Environment during pregnancy affects babies' immune development

1 Star2 Stars3 Stars4 Stars5 Stars (1 votes, average: 1.00 out of 5)
A big pregnant belly.
Print Friendly, PDF & Email

New research from Perth’s Telethon Institute for Child Health Research has shown that children born in modern industrialised environments have more responsive immune systems at birth than children from traditional environments.

The findings have been published in the online edition of the Journal of Allergy and Clinical Immunology.

The study compared the function of immune cells (antigen presenting cells) in the cord blood of babies from Perth, Western Australia and those from the highlands of Papua New Guinea.

The work was undertaken in collaboration with researchers from the Papua New Guinea Institute of Medical Research and the UWA School of Paediatrics and Child Health.

Study author Joanne Lisciandro said the finding is both a positive and a negative for a child’s health.

“The immune cells in children born in modern environments are more responsive following stimulation, potentially to infection or allergen” Ms Lisciandro said.

“While that might mean they capable of mounting a good immune response to infection, there is also a greater risk that their immune systems become over reactive and they develop allergic and autoimmune disease.”

- Advertisement -

Ms Lisciandro said these findings add to the growing body of international evidence around the “hygiene hypothesis” that modern environmental settings have a significant impact on how a child’s immune system develops.

“The mothers in our Papua New Guinean study population experienced very different environmental and lifestyle conditions during pregnancy, including greater exposure to microbes and parasites, as well as differences in other factors such as diet.

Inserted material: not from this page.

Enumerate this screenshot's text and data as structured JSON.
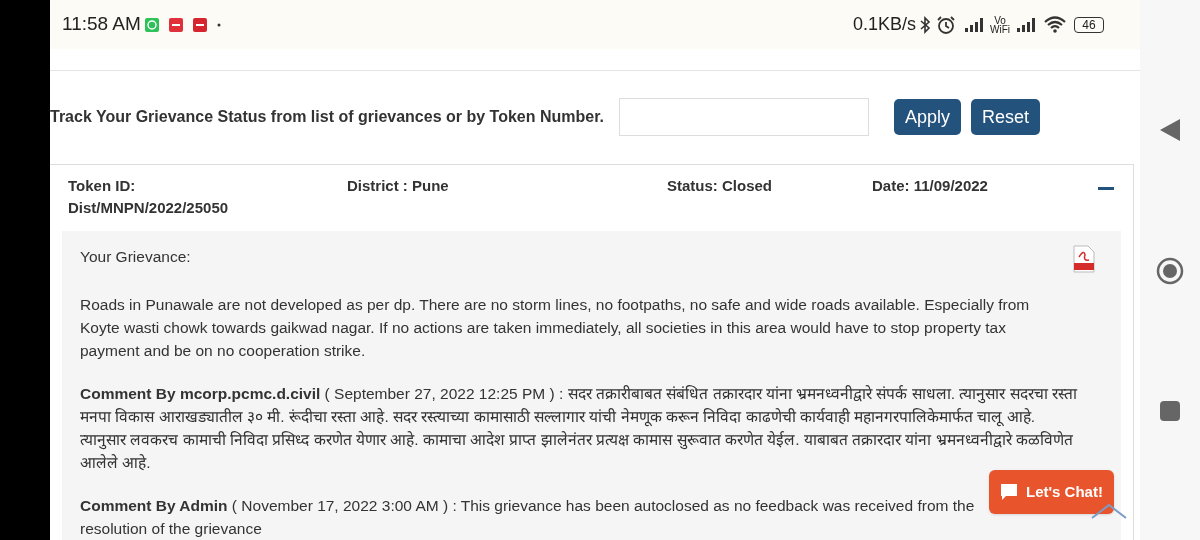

The incidence of allergic and autoimmune disease in Papua New Guinea is relatively rare,” Ms Lisciandro said.

“We suspect that the newborn’s immune systems have been well primed in the womb and therefore are more likely to mount a normal response to common allergens.

“This body of work adds to the Institute’s focus on identifying the key factors in how the immune system develops so we can find more effective ways to prevent and treat allergic disease.”

Source: Telethon Institute for Child Health Research

- Advertisement -
Date Created: August 22, 2012